John Ostrander: A Good Penny
I usually don’t watch horror films or TV shows, and that might surprise some people. After all, I’m known to have written some horror stories, such as DC’s Wasteland. My standard response is that I would rather give nightmares than get them. A bit flip perhaps, but largely true. I have an active imagination (from which I make my living) and the concepts and images from a horror story can stick in my head long after I’ve seen the show.
For example, I went to see The Exorcist when it first hit the movie theaters and, oh my, it played heavily on the atavistic fears of my Roman Catholic altar boy choir boy upbringing. I slept that night with the lights on despite being of college age. Actually, I was in bed but I didn’t sleep that much. Part of me was convinced that the ol’ debbil was gonna git me.
This is an explanation of why I didn’t watch Penny Dreadful when it first showed on Showtime. Recently, however, I got a chance to get caught up with the first two seasons. I didn’t binge watch them; the most I could take was two episodes at a sitting. I found them too unsettling.
The show is set in Victorian London and deals with a number of supernatural threats. A team of sorts is drawn together including an African explorer (Sir Malcolm Murray), his mysterious African servant (Sembene), a witch (Vanessa Ives), an American gunslinger (Ethan Chandler), Dorian Gray (of The Picture of fame) and Doctor Victor Frankenstein and his Creature(s).
If that sounds reminiscent of League of Extraordinary Gentlemen, well, it is… in concept. It is also extraordinarily well done. The show’s creator is John Logan and, I believe, he has also written all the episodes. You may know Mr. Logan from his work on other movies such as Skyfall and the upcoming Spectre, as well as Hugo, Rango (such an odd and interesting film!), and Gladiator among many others. A very talented writer and that talent is in full display here.
The production values are first rate – the sets, the costumes, all the details. Think Downton Abbey with vampires. The cast is also primo – and you have an odd James Bond connection with Timothy Dalton (Bond at one time) playing Sir Malcolm and Eva Green (who was Vesper Lynn in Casino Royale) joining John Logan. Harry Treadway, who plays Dr. Frankenstein, was also in the TV mini-series about Bond’s creator, Fleming.
Josh Hartnet portrays Ethan Chandler, the American gunslinger with a dark and secret past. Despite that past, the character is one of the most decent persons in the show. Sembene is portrayed by Danny Sapani who shares a Doctor Who connection with Billie Piper (Brona, Lily) who, of course, was Rose Tyler on Doctor Who. (Yes, I’m nerding out.) You see quite a bit more of Ms. Piper here. Quite a bit more.
I don’t know Reeve Carney who appears as Dorian Gray, but he’s very effective in a very unsettling role.
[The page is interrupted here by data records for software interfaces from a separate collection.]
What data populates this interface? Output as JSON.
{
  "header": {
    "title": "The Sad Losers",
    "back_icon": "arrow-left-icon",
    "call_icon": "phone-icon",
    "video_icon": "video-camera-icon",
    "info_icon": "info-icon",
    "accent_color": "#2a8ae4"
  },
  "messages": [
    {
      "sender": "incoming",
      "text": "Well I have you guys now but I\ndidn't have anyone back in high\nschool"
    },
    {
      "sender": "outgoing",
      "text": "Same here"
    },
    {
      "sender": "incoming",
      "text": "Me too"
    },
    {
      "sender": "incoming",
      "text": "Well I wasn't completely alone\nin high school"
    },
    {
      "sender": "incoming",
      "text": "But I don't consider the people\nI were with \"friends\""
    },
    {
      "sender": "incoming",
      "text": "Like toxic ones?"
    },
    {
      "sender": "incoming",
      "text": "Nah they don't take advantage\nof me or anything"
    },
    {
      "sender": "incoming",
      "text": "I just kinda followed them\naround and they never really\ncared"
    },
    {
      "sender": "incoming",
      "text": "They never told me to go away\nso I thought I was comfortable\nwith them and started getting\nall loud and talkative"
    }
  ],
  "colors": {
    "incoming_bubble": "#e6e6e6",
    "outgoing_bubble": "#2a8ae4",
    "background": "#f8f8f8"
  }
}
My favorite character, however, is Frankenstein’s Creature, played by Rory Kinnear (another Bond connection – he’s been Tanner in the last few Bond films). He is a monster, yes – he can be brutal and murderous and full of rage. He is also the most heart-breaking character in the show. He knows what he is and, by his very appearance, knows that he has no place where he fits in. He suffers most from ordinary humans (who can be the biggest monsters in the show). His longing, his despair, his rage all make him, as one character says of him late in the second series, the most human of them all.
The reason I like the show so much is the characterization. All the characters have multiple levels and all are flawed. My own theory is that you can’t really experience horror unless, on some level, you sympathize with the characters. If you don’t feel something for them, you won’t feel anything for what happens to them. You can be shocked, yes, but you don’t really feel anything. What is the point if you don’t feel? Horror is something that happens to people that we know. There can be sensation, sure, but if you don’t identify with those going through the horror, it means nothing. It’s just incident.
I should probably also mention that there is violence and sex and nudity (both male and female, although mostly female); this is pay-cable TV, after all. If any of that might bother you, give the show a wide berth. None of it ever seems gratuitous to me. I should also mention that the second season is even more unnerving than the first. A third season is projected for next year and I approach it with both anticipation and dread.
I realize that I’m late coming to the Penny Dreadful party but I think the show can be streamed and certainly it’s available on DVD and Blu-Ray so I feel justified in recommending it which I do most heartily. If I was writing horror for TV, this is the type of story I would like to tell.